Rapid patient-specific model development for joint replacement surgery of large acetabular defects
Associate Professor David Ackland, Department of Biomedical Engineering, Faculty of Engineering and Information Technology, The University of Melbourne
Professor Peter Lee, Department of Biomedical Engineering, Faculty of Engineering and Information Technology, The University of Melbourne
Daniel spent the first ten years of his professional life teaching snowboarding in New Zealand, Japan, and the USA, but his interest in science and engineering brought him back into education and he went on to complete a bachelor’s degree in Mechanical Engineering at the University of Liverpool, UK. After graduation, he worked as a research assistant at the university designing prototype pole climbing robots before deciding to further his career in research by starting a PhD in Biomedical Engineering at the University of Melbourne.

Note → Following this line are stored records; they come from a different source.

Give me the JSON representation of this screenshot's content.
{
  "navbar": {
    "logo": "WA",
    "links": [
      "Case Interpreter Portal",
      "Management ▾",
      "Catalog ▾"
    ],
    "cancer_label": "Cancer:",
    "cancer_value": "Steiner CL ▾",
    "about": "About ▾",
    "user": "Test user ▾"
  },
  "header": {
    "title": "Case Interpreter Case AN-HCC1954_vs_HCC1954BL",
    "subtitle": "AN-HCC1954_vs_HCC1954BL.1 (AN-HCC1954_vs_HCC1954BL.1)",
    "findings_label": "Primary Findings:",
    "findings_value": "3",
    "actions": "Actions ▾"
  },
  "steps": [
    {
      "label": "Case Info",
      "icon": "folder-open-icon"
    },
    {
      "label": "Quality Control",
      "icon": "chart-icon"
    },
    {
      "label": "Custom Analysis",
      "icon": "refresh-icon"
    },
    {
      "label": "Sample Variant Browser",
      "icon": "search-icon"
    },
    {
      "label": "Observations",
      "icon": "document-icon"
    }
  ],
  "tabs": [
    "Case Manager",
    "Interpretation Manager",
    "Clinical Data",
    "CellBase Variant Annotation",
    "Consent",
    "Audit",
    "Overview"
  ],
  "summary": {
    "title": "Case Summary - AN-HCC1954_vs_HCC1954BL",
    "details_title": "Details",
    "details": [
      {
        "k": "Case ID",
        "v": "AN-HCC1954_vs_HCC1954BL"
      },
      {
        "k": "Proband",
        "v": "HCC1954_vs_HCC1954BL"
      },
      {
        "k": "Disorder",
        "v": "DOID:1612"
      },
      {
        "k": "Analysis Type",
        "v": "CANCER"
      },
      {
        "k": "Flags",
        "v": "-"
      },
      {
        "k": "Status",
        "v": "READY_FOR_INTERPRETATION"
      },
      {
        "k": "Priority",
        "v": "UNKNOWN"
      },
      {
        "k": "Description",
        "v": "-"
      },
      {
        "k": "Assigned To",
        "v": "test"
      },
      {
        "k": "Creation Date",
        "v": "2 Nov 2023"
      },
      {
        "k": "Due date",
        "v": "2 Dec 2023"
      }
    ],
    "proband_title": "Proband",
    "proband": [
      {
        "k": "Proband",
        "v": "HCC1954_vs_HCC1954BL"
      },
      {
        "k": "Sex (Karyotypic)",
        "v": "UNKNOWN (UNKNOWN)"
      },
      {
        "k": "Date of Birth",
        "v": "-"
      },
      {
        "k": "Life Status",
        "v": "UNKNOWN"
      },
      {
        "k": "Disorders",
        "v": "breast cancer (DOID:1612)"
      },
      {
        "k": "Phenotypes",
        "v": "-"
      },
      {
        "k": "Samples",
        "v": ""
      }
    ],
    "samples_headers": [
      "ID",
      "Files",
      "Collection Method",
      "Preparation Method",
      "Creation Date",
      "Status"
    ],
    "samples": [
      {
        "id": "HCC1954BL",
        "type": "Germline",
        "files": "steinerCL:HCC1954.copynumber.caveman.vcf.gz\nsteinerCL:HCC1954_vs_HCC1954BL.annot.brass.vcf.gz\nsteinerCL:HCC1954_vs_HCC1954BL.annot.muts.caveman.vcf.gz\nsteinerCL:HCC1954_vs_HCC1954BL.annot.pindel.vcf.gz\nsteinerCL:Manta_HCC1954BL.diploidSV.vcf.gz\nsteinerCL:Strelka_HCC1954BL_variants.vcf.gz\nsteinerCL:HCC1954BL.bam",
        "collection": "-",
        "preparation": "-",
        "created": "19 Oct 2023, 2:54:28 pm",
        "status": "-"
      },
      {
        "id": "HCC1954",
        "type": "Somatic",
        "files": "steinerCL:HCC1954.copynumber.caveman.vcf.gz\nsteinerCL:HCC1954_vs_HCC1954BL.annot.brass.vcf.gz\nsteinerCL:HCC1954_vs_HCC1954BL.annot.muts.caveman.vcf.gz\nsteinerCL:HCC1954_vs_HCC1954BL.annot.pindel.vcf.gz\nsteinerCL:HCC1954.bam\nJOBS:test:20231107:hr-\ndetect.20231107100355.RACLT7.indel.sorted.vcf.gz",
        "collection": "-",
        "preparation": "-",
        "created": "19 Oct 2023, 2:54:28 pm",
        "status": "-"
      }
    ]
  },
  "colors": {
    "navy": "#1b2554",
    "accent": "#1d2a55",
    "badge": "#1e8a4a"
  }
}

Daniel’s project aims to improve the understanding of the key parameters needed to ensure long-term stability of revision acetabular components used in revision total hip arthroplasty (rTHA). rTHA procedures have a poor success rate, particularly when involving large acetabular defects, and there is currently no consensus on the best treatment options. Current methods to simulate surgical procedures and implant performance can be time-consuming and difficult to perform, resulting in studies of insufficient size and scope to fully consider all factors. A rapid automated modelling pipeline utilising neural networks and finite element modelling could potentially perform much larger studies to help understand these factors and, therefore, start to improve the success rate of rTHA procedures.